So here we see that the 1in9 protest is filling a symbolic function (remembering past victims) while attempting to get symbolic recognition of the controversy, and then eventually material recognition – the lifting of the exile. 

Since we’ve just been looking at the importance of gender-specific reparations, I felt this article on (largely) the state of women in South Africa post-Apartheid was a great reflection on the importance of reestablishing civic norms for everyone. Here we have a case of what seems to be large-scale human rights violations happening largely with impunity. South Africa’s Truth and Reconciliation Commission undoubtedly set the standard, but did they do enough for acknowledging crimes of sexual violence? (And thus reestablishing the norm that it wasn’t acceptable to commit crimes of sexual violence, and giving effected women back civic agency?)

Lubanga’s convicted! So what now?

It is always easy to discuss the violent part of a crisis and even the legal proceedings which follow.  There exists a level of uncertainty that excites us that are so far removed from the actuality of the events.  Congo is one war torn country that has seen a major perpetrated brought to justice but despite the conviction of Thomas Lubanga there is no immediate revival of “normal” life within the Congo. 

The ICTJ released an article discussing the future for reparations for victim and reminding us that, “Article 75(I) of the Rome Statute requires the International Criminal Court (ICC) to “establish principles relating to reparations to, or in respect of, victims, including restitution, compensation and rehabilitation” for victims of war crimes and crimes against humanity”

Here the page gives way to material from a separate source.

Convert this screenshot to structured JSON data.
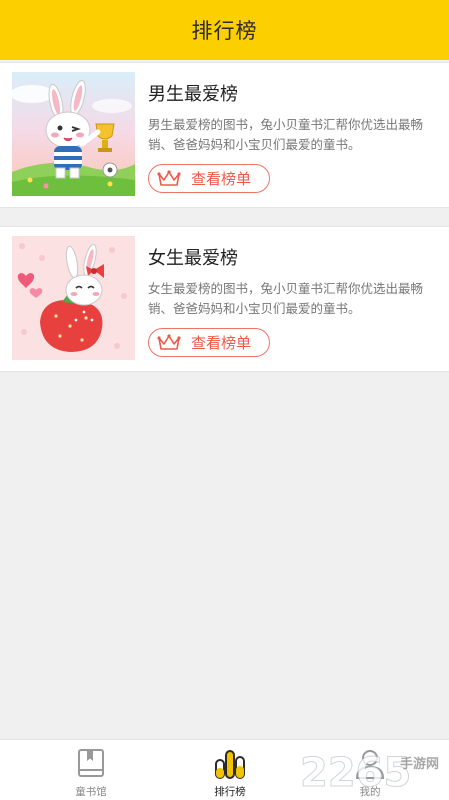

The article is rather vague insofar as there is only so much precedent for the management of reparations and each country has a different set of cultural standards which make transitional justice so difficult.  That said I would like this post to open up thoughts on how the ICC should progress with regards to reparations in the Congo and how the Congolese government should reach out to the victim communities.  Naturally this topic can expand to the management of reparations as a whole.


U.S. pays ‘blood money’ to victims of Afghan massacre

So I’m sure you guys all heard of the shooting that happened in Afghanistan by an American solider a little over a week ago. The shooting killed 16 people including 9 children, 3 women, and 4 men. News broke out today that the U.S. is paying “blood money” to the victims of the massacre. The American official who delivered the money to the families said the money isn’t a compensation but an offering from the U.S government to help the victims and their families. The victims families/villagers got $50,000 for each of the people that dead and $11,000 for each of the people who were wounded. The U.S solider identified as Staff Sgt. Robert Bales is charged with 17 counts of premeditated murder and other crimes, if convicted he could face the death penalty. The Afghan community is insisting that Bales be returned to Afghanistan to face trial, questioning the U.S. military’s account of what happened. What do you guys think about this whole thing?

UN court rules against Italy over WWII compensation

On Feb 3rd it was found by the UN’s International Court of Justices that Germany was legally immune from claims of slave labor by foreign courts. Due to the fact that Germany has paid reparations since th fifties. It found that the Italian Supreme court violated Germany’s sovereignty. The Italians courts argued that it was legal to make such statements against Germany because the war crimes show international precedence over state sovereignty. This court makes the final judgement and cannot be overturned.